Going into the Next Half-Century
-"Education of Practical Engineering" to carry on the evolution
Nippon Institute of Technology (NIT) celebrated its 50th anniversary in 2017. Our mission was, and still is, to raise outstanding engineers who can utilize theoretical concepts of engineering in the frontline of industry. In 1967, at the height of Japan's economic boom, NIT was established and at that time was the only university where technical high school students could enroll. We developed our unique teaching method using "practical engineering", making the best use of what students had learnt in technical high school. Although today many universities also accept students from technical high schools, it is not exaggerating to say that NIT is one of the few universities where students can study unconstrained without feeling disadvantaged.
In the first year of another half-century, we have undergone a major overhaul of NIT's faculties. Our university motto, "Inheritance and development", underlies this reorganization. We found it necessary to renew NIT so as to better raise engineers who are able to adjust swiftly to changes in today's fast-moving society, while also inheriting our valuable "practical engineering education" foundation.
We have also launched a dynamic reinvention of the Liberal Arts curriculum along with the reorganization of the courses it offers and the study path for students. Every freshman student will take a placement test after their admission to gauge their academic level. They are then divided into classes according to their abilities for mathematics, physics and English, all fundamental subjects for engineering. A quarter system has been introduced for these three subjects.
The reorganization will develop and restructure our curriculums so that every student, despite their type of high school, can start at their most suitable level of classes and acquire the necessary skills step by step, while overcoming their weaknesses. It will also require students to attain a certain academic level in each subject in order to maintain academic quality, and to pass the lower level of study to continue to the next level. This will provide students a difficult, but beneficial challenge in which they can take a class repeatedly to attain the required level, in other words, it is a battlefield for their growth. At the same time, we will strengthen the students' educational safety net by increasing the number of staff at the Learning Support Center and having all the staff and teachers well prepared to help students attain their goals.
NIT's wonderful education system is not only open to students in Japan. Students from overseas are also welcome to enroll at NIT if they are eager to improve their technical skills. For instance, we offer a Japanese language course called Bekka, offered to students who are not yet fluent in Japanese. It provides various cultural programs and activities along with language lessons. Students can brush up their Japanese language skills before entering into university. It is, of course, not easy for overseas students to study in university, even after attending Bekka, but we always have staff and teachers on hand ready to support them.
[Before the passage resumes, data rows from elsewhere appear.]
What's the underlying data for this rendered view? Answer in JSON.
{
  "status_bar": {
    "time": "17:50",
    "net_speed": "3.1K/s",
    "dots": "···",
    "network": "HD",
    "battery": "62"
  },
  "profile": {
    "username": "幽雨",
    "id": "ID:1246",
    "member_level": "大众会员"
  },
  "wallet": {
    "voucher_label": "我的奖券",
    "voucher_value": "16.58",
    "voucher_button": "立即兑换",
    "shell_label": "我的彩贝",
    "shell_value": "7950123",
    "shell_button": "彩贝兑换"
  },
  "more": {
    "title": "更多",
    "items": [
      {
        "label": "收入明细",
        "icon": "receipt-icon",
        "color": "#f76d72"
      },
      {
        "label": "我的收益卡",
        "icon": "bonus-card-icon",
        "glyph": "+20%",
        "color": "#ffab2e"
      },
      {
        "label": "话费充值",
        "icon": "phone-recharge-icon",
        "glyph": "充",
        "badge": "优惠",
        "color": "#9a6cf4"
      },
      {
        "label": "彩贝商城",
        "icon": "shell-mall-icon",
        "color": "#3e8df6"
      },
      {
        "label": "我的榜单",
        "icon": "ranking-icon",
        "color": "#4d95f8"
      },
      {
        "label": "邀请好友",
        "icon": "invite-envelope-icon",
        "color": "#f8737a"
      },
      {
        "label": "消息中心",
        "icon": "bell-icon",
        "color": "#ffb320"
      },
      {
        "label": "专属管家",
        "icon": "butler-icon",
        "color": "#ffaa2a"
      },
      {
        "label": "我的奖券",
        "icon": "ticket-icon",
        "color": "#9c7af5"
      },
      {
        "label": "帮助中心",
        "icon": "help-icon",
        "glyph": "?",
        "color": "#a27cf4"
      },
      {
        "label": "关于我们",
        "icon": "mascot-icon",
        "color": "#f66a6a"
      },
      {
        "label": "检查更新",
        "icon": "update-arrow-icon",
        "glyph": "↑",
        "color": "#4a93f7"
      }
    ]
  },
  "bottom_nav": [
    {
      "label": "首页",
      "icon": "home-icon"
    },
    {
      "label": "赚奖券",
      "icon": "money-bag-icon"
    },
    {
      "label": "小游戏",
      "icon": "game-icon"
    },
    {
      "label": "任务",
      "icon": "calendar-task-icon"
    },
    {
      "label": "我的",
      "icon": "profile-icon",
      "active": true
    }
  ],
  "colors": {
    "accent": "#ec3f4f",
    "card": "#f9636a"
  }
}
We are proud to say that many of our overseas students work worldwide. Some stay in Japan, and the rest work in other countries. They contribute to today's globalized society with their skills acquired through their years at NIT. We hope that this tradition will continue to act as a bridge between their mother country and Japan, between their country and the world, and between Japan and the world.